### [Exercise brief]
State the number of lines in these records holding "Intercity". Say nothing more.

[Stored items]
##########

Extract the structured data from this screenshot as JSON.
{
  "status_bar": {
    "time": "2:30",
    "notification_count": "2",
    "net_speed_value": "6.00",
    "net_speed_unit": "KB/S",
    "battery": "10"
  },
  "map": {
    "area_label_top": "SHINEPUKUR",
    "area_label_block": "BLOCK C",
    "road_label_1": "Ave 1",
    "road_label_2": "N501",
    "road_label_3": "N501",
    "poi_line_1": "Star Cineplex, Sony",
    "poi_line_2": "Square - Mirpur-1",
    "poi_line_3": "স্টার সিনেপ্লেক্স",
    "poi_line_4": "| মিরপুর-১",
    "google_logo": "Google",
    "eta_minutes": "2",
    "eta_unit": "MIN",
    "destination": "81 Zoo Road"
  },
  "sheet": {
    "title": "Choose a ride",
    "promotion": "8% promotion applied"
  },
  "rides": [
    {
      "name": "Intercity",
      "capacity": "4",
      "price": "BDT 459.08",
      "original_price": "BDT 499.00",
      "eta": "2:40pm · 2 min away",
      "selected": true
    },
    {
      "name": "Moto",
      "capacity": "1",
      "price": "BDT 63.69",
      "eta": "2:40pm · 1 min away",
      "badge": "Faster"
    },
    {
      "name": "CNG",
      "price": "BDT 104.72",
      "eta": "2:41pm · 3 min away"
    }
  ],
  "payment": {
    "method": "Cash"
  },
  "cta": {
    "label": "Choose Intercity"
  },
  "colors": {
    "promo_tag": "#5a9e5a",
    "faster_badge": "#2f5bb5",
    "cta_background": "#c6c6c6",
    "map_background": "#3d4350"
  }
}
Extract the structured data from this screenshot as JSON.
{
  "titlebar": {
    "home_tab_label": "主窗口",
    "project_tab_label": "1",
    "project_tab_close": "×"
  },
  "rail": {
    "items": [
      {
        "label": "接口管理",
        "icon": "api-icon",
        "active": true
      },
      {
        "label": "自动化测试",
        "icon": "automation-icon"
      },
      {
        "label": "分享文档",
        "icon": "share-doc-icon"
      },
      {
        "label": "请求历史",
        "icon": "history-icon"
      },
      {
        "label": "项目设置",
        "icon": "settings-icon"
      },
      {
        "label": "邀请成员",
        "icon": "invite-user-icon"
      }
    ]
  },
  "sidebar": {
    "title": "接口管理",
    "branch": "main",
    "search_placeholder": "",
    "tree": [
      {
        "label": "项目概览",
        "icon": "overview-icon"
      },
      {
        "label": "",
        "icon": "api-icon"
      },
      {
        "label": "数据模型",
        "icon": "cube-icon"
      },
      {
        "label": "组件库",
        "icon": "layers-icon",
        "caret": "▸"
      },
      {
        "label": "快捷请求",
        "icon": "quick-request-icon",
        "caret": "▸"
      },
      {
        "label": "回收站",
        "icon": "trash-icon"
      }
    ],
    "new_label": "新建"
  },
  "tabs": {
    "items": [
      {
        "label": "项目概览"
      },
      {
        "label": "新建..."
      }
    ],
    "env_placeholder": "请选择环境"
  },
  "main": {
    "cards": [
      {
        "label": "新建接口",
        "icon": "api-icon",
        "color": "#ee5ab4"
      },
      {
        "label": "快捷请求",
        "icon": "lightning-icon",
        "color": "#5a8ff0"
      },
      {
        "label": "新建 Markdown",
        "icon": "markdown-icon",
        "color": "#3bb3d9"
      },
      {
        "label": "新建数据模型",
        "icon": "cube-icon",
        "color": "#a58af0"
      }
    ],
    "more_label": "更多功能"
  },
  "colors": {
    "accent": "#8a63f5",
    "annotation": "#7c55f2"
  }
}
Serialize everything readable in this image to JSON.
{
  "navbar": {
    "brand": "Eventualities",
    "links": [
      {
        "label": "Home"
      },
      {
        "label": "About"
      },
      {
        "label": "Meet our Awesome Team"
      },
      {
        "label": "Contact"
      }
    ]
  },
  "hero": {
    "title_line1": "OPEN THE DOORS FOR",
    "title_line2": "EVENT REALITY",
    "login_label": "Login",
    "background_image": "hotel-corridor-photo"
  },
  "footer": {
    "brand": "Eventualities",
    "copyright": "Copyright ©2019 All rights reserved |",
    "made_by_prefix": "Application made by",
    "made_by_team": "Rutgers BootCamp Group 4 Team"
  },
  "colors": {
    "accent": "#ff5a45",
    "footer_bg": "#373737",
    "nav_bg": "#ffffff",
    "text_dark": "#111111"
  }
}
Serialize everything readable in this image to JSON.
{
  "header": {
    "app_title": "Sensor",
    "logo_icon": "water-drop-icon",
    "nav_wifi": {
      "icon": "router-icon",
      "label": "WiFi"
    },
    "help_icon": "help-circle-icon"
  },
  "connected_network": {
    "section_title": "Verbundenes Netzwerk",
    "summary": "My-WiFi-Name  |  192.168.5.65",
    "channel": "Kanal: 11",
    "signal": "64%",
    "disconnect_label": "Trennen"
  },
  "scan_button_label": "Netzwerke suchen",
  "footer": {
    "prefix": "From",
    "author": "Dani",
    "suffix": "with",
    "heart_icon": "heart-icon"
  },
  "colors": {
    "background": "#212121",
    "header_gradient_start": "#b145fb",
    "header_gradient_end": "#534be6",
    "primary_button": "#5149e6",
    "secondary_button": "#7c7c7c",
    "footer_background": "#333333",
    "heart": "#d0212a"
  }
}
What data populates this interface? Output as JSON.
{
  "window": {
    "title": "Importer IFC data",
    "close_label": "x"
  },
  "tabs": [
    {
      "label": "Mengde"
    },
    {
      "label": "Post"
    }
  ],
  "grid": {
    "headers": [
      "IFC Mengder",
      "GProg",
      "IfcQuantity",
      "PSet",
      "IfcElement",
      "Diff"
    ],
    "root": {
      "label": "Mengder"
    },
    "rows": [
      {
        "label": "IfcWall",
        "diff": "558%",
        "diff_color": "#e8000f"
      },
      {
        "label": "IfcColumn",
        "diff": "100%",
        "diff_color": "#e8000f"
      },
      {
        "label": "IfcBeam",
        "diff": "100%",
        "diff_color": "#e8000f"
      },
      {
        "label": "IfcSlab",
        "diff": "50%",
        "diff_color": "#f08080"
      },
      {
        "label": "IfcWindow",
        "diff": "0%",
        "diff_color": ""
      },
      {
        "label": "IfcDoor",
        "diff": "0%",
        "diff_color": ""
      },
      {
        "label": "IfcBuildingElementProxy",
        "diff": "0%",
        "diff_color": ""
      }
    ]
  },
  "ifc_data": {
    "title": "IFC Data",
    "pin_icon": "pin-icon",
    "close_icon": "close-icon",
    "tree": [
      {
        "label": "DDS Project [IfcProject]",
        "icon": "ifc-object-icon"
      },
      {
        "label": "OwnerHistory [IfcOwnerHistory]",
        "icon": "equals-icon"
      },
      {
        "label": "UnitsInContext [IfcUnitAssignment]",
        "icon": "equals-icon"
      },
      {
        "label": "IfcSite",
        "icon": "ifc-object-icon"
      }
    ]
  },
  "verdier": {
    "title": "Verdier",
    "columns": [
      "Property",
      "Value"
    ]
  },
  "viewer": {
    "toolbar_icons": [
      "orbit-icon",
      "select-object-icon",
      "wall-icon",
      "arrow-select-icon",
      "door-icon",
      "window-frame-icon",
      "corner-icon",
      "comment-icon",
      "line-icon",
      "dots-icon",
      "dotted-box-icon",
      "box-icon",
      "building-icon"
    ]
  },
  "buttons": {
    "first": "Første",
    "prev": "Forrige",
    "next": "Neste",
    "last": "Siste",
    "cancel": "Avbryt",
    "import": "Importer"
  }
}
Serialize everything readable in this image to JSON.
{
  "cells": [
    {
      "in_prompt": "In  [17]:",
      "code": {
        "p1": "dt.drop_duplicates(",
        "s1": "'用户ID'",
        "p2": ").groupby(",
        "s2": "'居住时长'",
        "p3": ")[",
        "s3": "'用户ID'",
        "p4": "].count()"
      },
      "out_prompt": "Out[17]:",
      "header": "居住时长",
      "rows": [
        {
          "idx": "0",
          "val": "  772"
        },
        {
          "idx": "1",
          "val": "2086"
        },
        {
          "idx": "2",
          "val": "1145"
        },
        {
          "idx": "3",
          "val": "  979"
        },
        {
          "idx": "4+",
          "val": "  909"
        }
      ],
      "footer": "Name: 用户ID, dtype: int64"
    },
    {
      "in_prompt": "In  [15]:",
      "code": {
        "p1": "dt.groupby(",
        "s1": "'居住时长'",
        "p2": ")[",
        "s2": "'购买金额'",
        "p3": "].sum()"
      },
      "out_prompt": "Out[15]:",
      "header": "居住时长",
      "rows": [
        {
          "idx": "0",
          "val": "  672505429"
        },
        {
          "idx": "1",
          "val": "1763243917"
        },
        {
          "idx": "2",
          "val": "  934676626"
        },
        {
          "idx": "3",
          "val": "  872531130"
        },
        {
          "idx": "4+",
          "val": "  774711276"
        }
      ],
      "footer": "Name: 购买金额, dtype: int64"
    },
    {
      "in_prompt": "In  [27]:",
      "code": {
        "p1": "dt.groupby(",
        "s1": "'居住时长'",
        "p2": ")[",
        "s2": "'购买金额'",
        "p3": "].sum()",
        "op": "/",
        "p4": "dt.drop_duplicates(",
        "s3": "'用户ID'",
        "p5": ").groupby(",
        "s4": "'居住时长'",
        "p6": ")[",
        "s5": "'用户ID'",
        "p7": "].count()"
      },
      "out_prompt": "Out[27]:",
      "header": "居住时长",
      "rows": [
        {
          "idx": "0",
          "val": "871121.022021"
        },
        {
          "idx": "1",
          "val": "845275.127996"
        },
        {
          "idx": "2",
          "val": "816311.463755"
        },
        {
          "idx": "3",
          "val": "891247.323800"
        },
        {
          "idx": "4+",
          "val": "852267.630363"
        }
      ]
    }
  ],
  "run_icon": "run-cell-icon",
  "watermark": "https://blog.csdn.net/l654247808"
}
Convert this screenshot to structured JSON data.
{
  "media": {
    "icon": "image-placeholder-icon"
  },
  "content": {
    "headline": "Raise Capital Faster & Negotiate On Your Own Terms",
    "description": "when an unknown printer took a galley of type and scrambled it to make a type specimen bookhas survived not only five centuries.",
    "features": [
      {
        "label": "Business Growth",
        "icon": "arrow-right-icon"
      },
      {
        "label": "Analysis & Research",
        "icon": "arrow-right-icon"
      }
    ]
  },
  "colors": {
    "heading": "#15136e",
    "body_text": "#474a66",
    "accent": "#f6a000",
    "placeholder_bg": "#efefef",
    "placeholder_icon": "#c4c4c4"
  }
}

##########

### [Written answer]
2